Image: Neftali/Shutterstock

Richard Feynman quotes get thrown around a whole lot. And it's true, he has a lot of good ones, like the bit about no physicist really, truly understanding quantum mechanics. I use that one probably too much. He has a great quip about the false rift between creative or imaginative thought and the pursuit of scientific knowledge, and then of course the classic, "the imagination of nature is far, far greater than the imagination of man." 

But it was never quips that made Feynman such a force; it was explanations. Feynman was known as the "Great Explainer." As a science-curious person, you know well enough that professional scientists often have dual lives of sorts, where telling normal people about science stuff is different to telling science people about science stuff. Part of the pleasure of reading Feynman, a very huge part, is his attitude that we're really all the same: Hey, layperson, we're just like you! And he made you believe it too.

So, in reading a Feynman explanation, a reader is left with the sense that they're getting the real deal, even if it's in layman's terms or what might be perceived as such. It's no wonder that his textbook series The Feynman Lectures On Physics are claimed to be the most popular physics books ever written, selling 1.5 million copies in English and boasting translations in 12 different languages, according to Open Culture

Thanks to CalTech, all three volumes are now free online in nifty HTML5 formats. You should read them, or at least start reading them. They're even sort of soothing after a while. I certainly haven't finished the Lectures, but I can say that one thing will quickly become clear to the reader: most (other) people that write textbooks have no business writing textbooks. 

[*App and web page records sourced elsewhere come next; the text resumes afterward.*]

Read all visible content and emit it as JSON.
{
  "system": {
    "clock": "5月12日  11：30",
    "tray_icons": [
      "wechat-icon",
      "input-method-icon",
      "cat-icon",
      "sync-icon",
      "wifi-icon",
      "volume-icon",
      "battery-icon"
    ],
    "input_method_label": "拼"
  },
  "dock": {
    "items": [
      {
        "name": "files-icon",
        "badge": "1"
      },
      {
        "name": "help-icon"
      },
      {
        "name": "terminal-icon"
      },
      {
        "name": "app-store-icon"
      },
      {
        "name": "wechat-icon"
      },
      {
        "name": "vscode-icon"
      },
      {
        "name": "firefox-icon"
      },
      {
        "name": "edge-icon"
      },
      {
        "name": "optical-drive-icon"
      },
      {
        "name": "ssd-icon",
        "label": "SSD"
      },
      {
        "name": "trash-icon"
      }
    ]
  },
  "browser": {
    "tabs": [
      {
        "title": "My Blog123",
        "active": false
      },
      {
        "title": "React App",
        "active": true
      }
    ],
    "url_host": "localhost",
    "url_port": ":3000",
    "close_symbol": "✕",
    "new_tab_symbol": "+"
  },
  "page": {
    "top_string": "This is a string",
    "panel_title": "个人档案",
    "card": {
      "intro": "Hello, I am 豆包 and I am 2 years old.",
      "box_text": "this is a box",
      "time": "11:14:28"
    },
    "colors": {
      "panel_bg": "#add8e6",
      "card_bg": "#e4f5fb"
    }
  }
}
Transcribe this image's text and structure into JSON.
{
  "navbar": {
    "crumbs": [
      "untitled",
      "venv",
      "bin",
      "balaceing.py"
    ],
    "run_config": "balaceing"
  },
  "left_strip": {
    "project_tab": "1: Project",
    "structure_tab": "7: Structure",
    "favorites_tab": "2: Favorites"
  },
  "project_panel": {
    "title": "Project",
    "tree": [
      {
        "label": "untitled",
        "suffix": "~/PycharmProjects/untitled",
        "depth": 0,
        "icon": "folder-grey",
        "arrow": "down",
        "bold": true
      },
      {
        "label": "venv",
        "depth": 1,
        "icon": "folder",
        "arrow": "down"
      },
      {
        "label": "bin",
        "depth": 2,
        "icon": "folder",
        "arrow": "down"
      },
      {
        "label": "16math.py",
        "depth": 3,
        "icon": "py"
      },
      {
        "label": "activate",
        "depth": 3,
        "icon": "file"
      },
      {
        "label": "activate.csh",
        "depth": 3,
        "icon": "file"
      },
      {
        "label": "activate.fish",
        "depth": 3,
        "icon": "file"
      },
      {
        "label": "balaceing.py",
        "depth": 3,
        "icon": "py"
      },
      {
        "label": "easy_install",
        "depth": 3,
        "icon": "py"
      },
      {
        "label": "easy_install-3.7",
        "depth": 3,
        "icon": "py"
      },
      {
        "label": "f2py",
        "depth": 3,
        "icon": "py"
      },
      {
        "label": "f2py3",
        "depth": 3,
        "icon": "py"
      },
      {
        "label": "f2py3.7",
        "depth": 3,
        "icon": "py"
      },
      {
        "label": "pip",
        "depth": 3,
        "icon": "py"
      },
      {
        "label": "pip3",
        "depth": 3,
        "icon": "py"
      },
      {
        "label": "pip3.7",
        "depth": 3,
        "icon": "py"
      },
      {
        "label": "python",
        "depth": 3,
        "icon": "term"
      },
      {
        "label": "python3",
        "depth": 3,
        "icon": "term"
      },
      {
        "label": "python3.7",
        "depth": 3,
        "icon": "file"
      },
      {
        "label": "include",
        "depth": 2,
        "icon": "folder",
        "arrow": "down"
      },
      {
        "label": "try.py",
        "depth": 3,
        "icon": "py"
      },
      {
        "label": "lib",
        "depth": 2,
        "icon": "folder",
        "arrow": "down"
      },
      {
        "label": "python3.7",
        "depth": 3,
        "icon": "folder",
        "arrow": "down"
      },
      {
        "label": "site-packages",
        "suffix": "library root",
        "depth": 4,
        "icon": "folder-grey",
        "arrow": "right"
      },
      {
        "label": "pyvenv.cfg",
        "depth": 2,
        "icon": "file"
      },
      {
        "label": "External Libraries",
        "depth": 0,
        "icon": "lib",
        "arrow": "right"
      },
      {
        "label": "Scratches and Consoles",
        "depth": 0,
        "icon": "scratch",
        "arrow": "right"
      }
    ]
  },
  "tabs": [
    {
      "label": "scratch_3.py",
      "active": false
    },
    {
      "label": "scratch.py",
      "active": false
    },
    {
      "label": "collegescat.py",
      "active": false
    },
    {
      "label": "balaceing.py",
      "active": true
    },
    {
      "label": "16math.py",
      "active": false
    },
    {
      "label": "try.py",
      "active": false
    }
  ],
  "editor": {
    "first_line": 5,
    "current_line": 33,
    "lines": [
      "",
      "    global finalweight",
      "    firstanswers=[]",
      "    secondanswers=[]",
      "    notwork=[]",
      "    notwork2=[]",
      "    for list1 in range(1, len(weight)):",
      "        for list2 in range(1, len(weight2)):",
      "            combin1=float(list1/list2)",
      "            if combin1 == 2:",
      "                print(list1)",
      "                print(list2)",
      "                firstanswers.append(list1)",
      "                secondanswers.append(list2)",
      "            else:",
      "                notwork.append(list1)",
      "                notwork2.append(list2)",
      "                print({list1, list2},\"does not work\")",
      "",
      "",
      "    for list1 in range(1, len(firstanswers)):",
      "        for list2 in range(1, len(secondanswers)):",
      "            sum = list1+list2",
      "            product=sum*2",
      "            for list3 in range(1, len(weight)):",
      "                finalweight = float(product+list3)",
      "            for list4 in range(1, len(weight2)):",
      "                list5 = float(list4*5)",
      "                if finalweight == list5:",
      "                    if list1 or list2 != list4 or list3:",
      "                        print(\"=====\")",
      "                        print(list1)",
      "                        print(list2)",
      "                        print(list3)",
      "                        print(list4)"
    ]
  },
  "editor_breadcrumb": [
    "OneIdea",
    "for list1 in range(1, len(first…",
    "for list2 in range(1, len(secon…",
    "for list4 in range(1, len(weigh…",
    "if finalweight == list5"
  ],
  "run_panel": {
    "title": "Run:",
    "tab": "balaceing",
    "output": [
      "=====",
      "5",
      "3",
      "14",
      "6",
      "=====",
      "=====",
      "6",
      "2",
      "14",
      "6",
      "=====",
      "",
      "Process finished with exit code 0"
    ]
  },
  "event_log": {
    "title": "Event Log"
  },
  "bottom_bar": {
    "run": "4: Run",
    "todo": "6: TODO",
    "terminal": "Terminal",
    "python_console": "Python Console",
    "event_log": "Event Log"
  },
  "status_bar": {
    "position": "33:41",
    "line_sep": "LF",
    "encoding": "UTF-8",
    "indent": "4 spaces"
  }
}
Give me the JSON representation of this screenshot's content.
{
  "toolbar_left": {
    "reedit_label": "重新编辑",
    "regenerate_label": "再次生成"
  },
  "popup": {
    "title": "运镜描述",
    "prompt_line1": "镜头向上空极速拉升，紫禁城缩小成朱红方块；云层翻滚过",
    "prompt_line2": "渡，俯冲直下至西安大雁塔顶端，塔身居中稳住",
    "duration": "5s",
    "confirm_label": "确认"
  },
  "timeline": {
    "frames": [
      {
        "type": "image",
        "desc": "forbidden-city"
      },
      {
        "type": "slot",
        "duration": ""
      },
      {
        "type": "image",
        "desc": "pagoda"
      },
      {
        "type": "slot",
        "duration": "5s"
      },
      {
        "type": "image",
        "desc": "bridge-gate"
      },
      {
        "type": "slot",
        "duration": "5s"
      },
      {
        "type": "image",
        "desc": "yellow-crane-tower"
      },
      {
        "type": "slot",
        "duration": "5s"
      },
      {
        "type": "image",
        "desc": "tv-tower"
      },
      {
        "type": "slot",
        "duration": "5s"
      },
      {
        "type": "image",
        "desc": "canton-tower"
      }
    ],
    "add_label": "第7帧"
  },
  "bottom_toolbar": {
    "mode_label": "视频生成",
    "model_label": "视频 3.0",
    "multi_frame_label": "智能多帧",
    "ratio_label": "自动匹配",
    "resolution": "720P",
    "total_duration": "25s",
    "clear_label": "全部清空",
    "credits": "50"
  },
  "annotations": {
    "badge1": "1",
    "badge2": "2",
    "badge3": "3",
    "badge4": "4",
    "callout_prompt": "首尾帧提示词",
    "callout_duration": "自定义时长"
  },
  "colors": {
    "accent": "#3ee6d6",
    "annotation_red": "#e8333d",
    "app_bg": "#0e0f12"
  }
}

That said, the textbook-adverse can find a distillation of sorts in Feynman's "Character of Physical Law" lecture series, which was recorded at Cornell and shown on the BBC. We even started watching them together here on Motherboard. In any case, now you have no excuse not to go forth and be a physics genius.